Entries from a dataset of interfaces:
┄┄┄┄┄┄┄┄┄┄┄┄┄┄┄┄┄┄┄┄

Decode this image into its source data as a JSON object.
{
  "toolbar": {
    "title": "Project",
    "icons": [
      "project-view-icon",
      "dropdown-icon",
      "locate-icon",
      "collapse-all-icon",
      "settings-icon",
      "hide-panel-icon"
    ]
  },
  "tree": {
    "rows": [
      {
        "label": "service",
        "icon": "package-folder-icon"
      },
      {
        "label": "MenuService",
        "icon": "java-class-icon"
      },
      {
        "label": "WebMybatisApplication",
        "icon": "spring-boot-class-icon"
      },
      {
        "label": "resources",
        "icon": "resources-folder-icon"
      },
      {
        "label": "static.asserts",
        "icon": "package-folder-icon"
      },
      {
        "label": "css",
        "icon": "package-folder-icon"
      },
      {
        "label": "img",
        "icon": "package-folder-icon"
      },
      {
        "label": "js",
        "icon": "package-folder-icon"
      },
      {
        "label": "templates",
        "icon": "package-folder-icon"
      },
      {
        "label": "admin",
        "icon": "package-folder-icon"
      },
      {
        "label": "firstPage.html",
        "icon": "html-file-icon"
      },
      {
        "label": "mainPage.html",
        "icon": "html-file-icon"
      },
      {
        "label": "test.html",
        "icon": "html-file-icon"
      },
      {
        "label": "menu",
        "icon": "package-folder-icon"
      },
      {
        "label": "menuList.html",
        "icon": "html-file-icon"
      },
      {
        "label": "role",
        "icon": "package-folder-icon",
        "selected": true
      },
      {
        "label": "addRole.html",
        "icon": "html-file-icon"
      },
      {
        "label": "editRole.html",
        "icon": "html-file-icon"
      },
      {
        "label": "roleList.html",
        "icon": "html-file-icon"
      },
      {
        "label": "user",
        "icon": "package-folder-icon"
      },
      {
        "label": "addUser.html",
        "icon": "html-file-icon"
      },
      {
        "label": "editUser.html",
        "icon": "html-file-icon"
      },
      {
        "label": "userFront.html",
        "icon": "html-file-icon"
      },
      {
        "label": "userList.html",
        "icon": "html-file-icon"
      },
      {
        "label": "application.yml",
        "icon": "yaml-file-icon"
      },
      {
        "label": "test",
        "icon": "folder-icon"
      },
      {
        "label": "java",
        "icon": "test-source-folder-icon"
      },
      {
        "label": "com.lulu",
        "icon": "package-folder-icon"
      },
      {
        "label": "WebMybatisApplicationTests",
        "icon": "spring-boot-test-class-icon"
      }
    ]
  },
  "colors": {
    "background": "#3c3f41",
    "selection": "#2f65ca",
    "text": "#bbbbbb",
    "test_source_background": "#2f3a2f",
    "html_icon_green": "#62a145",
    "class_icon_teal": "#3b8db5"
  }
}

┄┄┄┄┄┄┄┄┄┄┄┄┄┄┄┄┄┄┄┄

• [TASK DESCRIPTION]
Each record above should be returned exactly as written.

• [TASK RESPONSE]
Decode this image into its source data as a JSON object.
{
  "toolbar": {
    "title": "Project",
    "icons": [
      "project-view-icon",
      "dropdown-icon",
      "locate-icon",
      "collapse-all-icon",
      "settings-icon",
      "hide-panel-icon"
    ]
  },
  "tree": {
    "rows": [
      {
        "label": "service",
        "icon": "package-folder-icon"
      },
      {
        "label": "MenuService",
        "icon": "java-class-icon"
      },
      {
        "label": "WebMybatisApplication",
        "icon": "spring-boot-class-icon"
      },
      {
        "label": "resources",
        "icon": "resources-folder-icon"
      },
      {
        "label": "static.asserts",
        "icon": "package-folder-icon"
      },
      {
        "label": "css",
        "icon": "package-folder-icon"
      },
      {
        "label": "img",
        "icon": "package-folder-icon"
      },
      {
        "label": "js",
        "icon": "package-folder-icon"
      },
      {
        "label": "templates",
        "icon": "package-folder-icon"
      },
      {
        "label": "admin",
        "icon": "package-folder-icon"
      },
      {
        "label": "firstPage.html",
        "icon": "html-file-icon"
      },
      {
        "label": "mainPage.html",
        "icon": "html-file-icon"
      },
      {
        "label": "test.html",
        "icon": "html-file-icon"
      },
      {
        "label": "menu",
        "icon": "package-folder-icon"
      },
      {
        "label": "menuList.html",
        "icon": "html-file-icon"
      },
      {
        "label": "role",
        "icon": "package-folder-icon",
        "selected": true
      },
      {
        "label": "addRole.html",
        "icon": "html-file-icon"
      },
      {
        "label": "editRole.html",
        "icon": "html-file-icon"
      },
      {
        "label": "roleList.html",
        "icon": "html-file-icon"
      },
      {
        "label": "user",
        "icon": "package-folder-icon"
      },
      {
        "label": "addUser.html",
        "icon": "html-file-icon"
      },
      {
        "label": "editUser.html",
        "icon": "html-file-icon"
      },
      {
        "label": "userFront.html",
        "icon": "html-file-icon"
      },
      {
        "label": "userList.html",
        "icon": "html-file-icon"
      },
      {
        "label": "application.yml",
        "icon": "yaml-file-icon"
      },
      {
        "label": "test",
        "icon": "folder-icon"
      },
      {
        "label": "java",
        "icon": "test-source-folder-icon"
      },
      {
        "label": "com.lulu",
        "icon": "package-folder-icon"
      },
      {
        "label": "WebMybatisApplicationTests",
        "icon": "spring-boot-test-class-icon"
      }
    ]
  },
  "colors": {
    "background": "#3c3f41",
    "selection": "#2f65ca",
    "text": "#bbbbbb",
    "test_source_background": "#2f3a2f",
    "html_icon_green": "#62a145",
    "class_icon_teal": "#3b8db5"
  }
}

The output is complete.